**INSTRUCTIONS FOR THE TASK**
Every entry is to be returned verbatim.

**Data about app and page elements**
<<<<

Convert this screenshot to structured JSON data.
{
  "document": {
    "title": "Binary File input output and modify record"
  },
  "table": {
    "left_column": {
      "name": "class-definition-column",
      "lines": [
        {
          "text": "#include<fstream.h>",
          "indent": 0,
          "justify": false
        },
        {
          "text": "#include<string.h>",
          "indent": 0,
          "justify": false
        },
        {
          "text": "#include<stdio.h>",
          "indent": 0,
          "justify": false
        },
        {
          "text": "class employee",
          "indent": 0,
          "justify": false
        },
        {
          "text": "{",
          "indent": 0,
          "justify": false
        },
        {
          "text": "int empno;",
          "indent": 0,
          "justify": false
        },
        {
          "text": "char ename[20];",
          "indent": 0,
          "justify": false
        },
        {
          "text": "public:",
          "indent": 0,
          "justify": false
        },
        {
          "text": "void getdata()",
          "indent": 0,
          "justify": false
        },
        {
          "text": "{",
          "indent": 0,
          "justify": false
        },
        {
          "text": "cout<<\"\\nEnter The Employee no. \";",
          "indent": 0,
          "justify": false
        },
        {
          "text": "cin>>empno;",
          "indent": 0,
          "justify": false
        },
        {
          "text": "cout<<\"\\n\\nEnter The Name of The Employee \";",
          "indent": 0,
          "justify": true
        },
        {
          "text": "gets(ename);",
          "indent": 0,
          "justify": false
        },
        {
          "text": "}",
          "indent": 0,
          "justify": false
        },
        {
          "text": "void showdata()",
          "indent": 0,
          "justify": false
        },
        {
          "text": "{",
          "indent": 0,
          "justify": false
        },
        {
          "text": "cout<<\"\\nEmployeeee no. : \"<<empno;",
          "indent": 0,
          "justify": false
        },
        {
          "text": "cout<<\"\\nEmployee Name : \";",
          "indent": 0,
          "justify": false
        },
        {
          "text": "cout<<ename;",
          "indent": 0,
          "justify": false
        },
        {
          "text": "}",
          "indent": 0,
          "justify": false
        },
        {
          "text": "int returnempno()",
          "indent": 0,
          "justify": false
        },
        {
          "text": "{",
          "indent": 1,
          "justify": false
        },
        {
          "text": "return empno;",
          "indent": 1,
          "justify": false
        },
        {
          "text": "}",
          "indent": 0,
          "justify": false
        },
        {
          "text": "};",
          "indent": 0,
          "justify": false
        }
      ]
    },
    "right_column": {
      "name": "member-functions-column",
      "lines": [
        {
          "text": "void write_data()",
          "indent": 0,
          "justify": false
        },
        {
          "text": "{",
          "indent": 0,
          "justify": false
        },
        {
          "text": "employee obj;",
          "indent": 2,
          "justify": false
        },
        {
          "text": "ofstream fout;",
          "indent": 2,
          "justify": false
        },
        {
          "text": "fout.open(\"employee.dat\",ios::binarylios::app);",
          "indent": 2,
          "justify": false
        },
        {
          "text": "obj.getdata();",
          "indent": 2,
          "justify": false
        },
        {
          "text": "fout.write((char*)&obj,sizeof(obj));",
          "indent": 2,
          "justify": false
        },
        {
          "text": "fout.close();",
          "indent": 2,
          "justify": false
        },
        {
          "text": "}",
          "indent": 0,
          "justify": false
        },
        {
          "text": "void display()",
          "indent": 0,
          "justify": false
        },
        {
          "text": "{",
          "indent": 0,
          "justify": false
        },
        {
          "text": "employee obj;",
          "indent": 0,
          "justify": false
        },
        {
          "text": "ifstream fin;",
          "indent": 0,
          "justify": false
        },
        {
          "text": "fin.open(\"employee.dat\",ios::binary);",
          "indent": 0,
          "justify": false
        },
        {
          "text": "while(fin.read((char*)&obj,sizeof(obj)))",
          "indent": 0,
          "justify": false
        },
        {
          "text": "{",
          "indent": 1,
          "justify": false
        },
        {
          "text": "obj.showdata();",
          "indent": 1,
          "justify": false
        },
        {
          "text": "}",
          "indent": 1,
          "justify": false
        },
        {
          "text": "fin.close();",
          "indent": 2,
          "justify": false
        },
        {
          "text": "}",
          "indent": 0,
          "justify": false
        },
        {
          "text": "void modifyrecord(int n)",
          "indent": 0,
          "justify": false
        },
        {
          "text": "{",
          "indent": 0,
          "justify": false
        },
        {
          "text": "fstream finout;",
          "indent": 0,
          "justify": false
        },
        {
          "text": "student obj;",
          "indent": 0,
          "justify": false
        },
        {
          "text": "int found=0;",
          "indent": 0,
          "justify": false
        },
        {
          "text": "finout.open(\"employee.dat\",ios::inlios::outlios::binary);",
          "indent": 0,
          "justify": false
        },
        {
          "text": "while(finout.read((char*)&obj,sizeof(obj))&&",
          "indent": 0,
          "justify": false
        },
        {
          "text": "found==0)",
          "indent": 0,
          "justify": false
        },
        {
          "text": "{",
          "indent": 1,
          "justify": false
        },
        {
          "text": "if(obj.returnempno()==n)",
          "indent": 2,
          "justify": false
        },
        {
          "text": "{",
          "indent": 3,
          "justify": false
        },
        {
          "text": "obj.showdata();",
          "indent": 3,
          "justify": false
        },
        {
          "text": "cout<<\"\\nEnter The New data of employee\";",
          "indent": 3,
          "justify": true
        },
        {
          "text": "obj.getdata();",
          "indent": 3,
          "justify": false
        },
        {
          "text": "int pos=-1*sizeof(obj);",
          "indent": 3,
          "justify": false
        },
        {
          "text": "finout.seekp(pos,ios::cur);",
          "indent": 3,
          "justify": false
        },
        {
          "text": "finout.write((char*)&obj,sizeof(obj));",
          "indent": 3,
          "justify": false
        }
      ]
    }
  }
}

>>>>

**WRITTEN REPLY**
Convert this screenshot to structured JSON data.
{
  "document": {
    "title": "Binary File input output and modify record"
  },
  "table": {
    "left_column": {
      "name": "class-definition-column",
      "lines": [
        {
          "text": "#include<fstream.h>",
          "indent": 0,
          "justify": false
        },
        {
          "text": "#include<string.h>",
          "indent": 0,
          "justify": false
        },
        {
          "text": "#include<stdio.h>",
          "indent": 0,
          "justify": false
        },
        {
          "text": "class employee",
          "indent": 0,
          "justify": false
        },
        {
          "text": "{",
          "indent": 0,
          "justify": false
        },
        {
          "text": "int empno;",
          "indent": 0,
          "justify": false
        },
        {
          "text": "char ename[20];",
          "indent": 0,
          "justify": false
        },
        {
          "text": "public:",
          "indent": 0,
          "justify": false
        },
        {
          "text": "void getdata()",
          "indent": 0,
          "justify": false
        },
        {
          "text": "{",
          "indent": 0,
          "justify": false
        },
        {
          "text": "cout<<\"\\nEnter The Employee no. \";",
          "indent": 0,
          "justify": false
        },
        {
          "text": "cin>>empno;",
          "indent": 0,
          "justify": false
        },
        {
          "text": "cout<<\"\\n\\nEnter The Name of The Employee \";",
          "indent": 0,
          "justify": true
        },
        {
          "text": "gets(ename);",
          "indent": 0,
          "justify": false
        },
        {
          "text": "}",
          "indent": 0,
          "justify": false
        },
        {
          "text": "void showdata()",
          "indent": 0,
          "justify": false
        },
        {
          "text": "{",
          "indent": 0,
          "justify": false
        },
        {
          "text": "cout<<\"\\nEmployeeee no. : \"<<empno;",
          "indent": 0,
          "justify": false
        },
        {
          "text": "cout<<\"\\nEmployee Name : \";",
          "indent": 0,
          "justify": false
        },
        {
          "text": "cout<<ename;",
          "indent": 0,
          "justify": false
        },
        {
          "text": "}",
          "indent": 0,
          "justify": false
        },
        {
          "text": "int returnempno()",
          "indent": 0,
          "justify": false
        },
        {
          "text": "{",
          "indent": 1,
          "justify": false
        },
        {
          "text": "return empno;",
          "indent": 1,
          "justify": false
        },
        {
          "text": "}",
          "indent": 0,
          "justify": false
        },
        {
          "text": "};",
          "indent": 0,
          "justify": false
        }
      ]
    },
    "right_column": {
      "name": "member-functions-column",
      "lines": [
        {
          "text": "void write_data()",
          "indent": 0,
          "justify": false
        },
        {
          "text": "{",
          "indent": 0,
          "justify": false
        },
        {
          "text": "employee obj;",
          "indent": 2,
          "justify": false
        },
        {
          "text": "ofstream fout;",
          "indent": 2,
          "justify": false
        },
        {
          "text": "fout.open(\"employee.dat\",ios::binarylios::app);",
          "indent": 2,
          "justify": false
        },
        {
          "text": "obj.getdata();",
          "indent": 2,
          "justify": false
        },
        {
          "text": "fout.write((char*)&obj,sizeof(obj));",
          "indent": 2,
          "justify": false
        },
        {
          "text": "fout.close();",
          "indent": 2,
          "justify": false
        },
        {
          "text": "}",
          "indent": 0,
          "justify": false
        },
        {
          "text": "void display()",
          "indent": 0,
          "justify": false
        },
        {
          "text": "{",
          "indent": 0,
          "justify": false
        },
        {
          "text": "employee obj;",
          "indent": 0,
          "justify": false
        },
        {
          "text": "ifstream fin;",
          "indent": 0,
          "justify": false
        },
        {
          "text": "fin.open(\"employee.dat\",ios::binary);",
          "indent": 0,
          "justify": false
        },
        {
          "text": "while(fin.read((char*)&obj,sizeof(obj)))",
          "indent": 0,
          "justify": false
        },
        {
          "text": "{",
          "indent": 1,
          "justify": false
        },
        {
          "text": "obj.showdata();",
          "indent": 1,
          "justify": false
        },
        {
          "text": "}",
          "indent": 1,
          "justify": false
        },
        {
          "text": "fin.close();",
          "indent": 2,
          "justify": false
        },
        {
          "text": "}",
          "indent": 0,
          "justify": false
        },
        {
          "text": "void modifyrecord(int n)",
          "indent": 0,
          "justify": false
        },
        {
          "text": "{",
          "indent": 0,
          "justify": false
        },
        {
          "text": "fstream finout;",
          "indent": 0,
          "justify": false
        },
        {
          "text": "student obj;",
          "indent": 0,
          "justify": false
        },
        {
          "text": "int found=0;",
          "indent": 0,
          "justify": false
        },
        {
          "text": "finout.open(\"employee.dat\",ios::inlios::outlios::binary);",
          "indent": 0,
          "justify": false
        },
        {
          "text": "while(finout.read((char*)&obj,sizeof(obj))&&",
          "indent": 0,
          "justify": false
        },
        {
          "text": "found==0)",
          "indent": 0,
          "justify": false
        },
        {
          "text": "{",
          "indent": 1,
          "justify": false
        },
        {
          "text": "if(obj.returnempno()==n)",
          "indent": 2,
          "justify": false
        },
        {
          "text": "{",
          "indent": 3,
          "justify": false
        },
        {
          "text": "obj.showdata();",
          "indent": 3,
          "justify": false
        },
        {
          "text": "cout<<\"\\nEnter The New data of employee\";",
          "indent": 3,
          "justify": true
        },
        {
          "text": "obj.getdata();",
          "indent": 3,
          "justify": false
        },
        {
          "text": "int pos=-1*sizeof(obj);",
          "indent": 3,
          "justify": false
        },
        {
          "text": "finout.seekp(pos,ios::cur);",
          "indent": 3,
          "justify": false
        },
        {
          "text": "finout.write((char*)&obj,sizeof(obj));",
          "indent": 3,
          "justify": false
        }
      ]
    }
  }
}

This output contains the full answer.